- [WHAT NEEDS TO BE DONE]: Please copy each line of the records below that includes the word "Machines".

- [RECORDED INFORMATION]:
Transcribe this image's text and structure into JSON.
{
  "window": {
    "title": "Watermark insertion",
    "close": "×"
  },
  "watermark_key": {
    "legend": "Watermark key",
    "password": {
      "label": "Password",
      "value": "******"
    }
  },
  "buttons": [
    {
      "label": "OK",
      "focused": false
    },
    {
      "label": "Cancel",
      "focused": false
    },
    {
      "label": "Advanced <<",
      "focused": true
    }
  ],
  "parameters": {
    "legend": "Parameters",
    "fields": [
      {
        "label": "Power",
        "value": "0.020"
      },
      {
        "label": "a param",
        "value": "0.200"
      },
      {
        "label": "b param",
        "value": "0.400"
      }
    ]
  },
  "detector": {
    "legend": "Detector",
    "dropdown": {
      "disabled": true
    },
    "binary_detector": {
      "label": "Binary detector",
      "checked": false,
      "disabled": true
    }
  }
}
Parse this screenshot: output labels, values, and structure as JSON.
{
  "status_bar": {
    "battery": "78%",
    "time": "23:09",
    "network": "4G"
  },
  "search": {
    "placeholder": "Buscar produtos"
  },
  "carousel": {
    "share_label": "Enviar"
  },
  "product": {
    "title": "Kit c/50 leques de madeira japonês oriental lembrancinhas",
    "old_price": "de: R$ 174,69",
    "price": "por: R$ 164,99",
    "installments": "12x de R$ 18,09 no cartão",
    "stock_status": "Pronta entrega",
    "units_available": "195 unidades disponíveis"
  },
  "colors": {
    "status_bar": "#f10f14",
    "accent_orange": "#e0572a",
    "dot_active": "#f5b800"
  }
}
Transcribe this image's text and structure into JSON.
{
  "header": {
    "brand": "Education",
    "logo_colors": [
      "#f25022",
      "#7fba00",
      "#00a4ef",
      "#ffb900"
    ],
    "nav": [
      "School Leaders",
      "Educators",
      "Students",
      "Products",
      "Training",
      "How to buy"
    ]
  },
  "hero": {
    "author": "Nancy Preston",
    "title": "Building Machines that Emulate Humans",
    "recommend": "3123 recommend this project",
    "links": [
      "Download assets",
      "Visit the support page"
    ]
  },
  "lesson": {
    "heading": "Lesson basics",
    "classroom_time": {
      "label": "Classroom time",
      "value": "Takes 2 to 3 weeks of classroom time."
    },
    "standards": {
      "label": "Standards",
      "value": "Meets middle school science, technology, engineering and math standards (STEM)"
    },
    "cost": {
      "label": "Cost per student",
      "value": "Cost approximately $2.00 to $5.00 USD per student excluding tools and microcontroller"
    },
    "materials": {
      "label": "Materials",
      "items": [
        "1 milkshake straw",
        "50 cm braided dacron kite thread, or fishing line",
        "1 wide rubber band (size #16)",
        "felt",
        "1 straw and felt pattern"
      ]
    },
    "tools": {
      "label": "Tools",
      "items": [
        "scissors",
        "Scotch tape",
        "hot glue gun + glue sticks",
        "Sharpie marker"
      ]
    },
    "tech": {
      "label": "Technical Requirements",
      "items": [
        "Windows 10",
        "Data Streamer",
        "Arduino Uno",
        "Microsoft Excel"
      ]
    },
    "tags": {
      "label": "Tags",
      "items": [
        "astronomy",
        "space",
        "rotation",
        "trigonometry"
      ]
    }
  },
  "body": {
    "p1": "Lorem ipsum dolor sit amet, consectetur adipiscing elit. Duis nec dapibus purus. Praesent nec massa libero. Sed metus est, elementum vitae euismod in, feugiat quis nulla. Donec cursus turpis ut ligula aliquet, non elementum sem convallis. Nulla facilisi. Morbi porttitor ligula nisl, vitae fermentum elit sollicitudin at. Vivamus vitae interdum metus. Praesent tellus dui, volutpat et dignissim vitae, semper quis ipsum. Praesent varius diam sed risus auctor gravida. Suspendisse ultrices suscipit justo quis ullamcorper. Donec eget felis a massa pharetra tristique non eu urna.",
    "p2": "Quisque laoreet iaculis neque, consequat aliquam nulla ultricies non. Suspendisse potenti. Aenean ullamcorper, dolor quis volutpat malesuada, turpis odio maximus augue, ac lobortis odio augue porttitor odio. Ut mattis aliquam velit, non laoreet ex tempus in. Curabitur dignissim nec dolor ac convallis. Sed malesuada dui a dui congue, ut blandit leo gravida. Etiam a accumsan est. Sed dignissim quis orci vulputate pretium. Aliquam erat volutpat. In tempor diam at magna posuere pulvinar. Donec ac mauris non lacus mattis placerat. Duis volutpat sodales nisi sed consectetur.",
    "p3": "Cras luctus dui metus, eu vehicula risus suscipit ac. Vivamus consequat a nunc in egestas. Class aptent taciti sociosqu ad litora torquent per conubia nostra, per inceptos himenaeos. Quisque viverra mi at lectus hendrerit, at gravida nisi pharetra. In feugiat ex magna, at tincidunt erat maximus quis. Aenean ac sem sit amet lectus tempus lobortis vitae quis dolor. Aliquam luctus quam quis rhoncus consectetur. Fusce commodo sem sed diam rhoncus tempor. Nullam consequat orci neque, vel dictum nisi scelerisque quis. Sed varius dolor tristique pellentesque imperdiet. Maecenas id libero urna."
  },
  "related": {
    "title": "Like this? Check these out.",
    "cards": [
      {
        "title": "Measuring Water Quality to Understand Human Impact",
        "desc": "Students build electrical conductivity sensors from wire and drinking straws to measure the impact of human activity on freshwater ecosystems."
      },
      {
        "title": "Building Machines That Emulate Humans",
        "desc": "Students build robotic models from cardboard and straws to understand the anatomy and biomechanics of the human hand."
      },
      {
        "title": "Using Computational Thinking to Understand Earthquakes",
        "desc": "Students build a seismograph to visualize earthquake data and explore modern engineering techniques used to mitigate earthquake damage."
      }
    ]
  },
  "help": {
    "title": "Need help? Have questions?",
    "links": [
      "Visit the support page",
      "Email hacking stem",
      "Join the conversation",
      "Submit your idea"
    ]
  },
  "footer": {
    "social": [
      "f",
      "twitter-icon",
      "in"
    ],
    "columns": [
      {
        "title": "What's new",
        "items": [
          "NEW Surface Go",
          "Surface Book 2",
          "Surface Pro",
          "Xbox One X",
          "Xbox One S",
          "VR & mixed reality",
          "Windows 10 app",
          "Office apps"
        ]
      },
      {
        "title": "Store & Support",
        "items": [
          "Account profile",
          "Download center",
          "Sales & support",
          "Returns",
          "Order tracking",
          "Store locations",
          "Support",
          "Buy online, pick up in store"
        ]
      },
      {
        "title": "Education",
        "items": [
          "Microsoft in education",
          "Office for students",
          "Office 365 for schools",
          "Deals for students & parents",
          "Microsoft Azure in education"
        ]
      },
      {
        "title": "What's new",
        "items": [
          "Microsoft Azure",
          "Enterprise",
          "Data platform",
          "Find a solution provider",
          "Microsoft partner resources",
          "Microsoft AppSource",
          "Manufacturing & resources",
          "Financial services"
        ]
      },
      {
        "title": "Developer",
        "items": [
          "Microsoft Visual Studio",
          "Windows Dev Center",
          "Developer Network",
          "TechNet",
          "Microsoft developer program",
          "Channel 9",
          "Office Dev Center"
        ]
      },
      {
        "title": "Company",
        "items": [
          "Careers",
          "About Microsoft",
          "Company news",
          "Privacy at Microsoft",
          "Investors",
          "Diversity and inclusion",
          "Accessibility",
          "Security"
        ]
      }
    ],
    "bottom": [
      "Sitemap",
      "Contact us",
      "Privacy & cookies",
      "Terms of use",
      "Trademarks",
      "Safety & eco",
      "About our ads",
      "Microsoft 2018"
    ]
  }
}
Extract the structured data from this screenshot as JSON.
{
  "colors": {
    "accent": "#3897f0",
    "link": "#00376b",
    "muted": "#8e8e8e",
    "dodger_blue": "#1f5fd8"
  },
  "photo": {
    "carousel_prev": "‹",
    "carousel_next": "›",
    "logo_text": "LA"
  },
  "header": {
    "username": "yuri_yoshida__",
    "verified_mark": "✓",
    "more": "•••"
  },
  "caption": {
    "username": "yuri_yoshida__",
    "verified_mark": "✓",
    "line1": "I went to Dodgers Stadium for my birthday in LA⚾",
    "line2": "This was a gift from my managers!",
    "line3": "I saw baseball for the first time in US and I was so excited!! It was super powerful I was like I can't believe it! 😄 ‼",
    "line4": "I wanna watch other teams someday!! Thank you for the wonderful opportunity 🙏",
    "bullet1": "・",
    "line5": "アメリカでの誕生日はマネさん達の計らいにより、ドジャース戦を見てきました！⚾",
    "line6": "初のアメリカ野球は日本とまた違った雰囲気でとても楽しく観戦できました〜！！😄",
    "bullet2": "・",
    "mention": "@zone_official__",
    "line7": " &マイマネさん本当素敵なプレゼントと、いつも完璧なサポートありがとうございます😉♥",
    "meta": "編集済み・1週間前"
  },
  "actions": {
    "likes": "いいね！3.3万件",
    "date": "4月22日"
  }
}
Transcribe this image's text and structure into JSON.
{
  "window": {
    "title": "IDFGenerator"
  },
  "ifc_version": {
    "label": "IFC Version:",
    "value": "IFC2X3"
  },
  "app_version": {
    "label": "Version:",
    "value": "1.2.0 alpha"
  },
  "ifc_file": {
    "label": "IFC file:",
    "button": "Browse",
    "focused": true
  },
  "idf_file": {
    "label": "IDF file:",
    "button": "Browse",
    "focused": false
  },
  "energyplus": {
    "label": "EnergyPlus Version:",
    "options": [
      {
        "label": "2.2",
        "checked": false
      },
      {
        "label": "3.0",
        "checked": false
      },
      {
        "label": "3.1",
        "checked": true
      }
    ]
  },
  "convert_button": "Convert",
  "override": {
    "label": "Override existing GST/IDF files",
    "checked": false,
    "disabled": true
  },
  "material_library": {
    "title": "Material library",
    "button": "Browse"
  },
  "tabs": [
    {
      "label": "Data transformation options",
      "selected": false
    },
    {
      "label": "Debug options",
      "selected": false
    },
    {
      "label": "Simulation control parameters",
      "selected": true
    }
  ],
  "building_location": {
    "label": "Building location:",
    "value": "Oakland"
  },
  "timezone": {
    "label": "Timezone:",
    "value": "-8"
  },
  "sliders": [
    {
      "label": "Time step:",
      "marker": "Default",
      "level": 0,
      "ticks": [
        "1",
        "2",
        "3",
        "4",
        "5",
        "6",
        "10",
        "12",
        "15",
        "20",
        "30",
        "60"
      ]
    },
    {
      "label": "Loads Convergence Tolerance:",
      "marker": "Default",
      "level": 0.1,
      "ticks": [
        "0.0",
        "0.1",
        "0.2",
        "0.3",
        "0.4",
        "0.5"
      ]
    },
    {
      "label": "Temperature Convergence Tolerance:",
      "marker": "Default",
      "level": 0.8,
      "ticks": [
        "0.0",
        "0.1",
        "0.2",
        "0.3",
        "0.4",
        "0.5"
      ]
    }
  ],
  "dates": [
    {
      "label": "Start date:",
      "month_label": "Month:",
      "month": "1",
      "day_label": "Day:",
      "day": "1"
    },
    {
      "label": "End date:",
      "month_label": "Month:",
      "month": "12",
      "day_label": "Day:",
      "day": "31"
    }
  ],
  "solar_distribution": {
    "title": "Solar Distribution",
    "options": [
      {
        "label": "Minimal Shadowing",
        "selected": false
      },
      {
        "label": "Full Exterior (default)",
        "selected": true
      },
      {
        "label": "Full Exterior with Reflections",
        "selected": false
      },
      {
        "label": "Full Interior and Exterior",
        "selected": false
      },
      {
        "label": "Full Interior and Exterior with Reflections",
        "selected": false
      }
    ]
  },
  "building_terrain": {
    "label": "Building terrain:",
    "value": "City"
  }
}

- [OUTPUT BELOW]:
    "title": "Building Machines that Emulate Humans",
        "title": "Building Machines That Emulate Humans",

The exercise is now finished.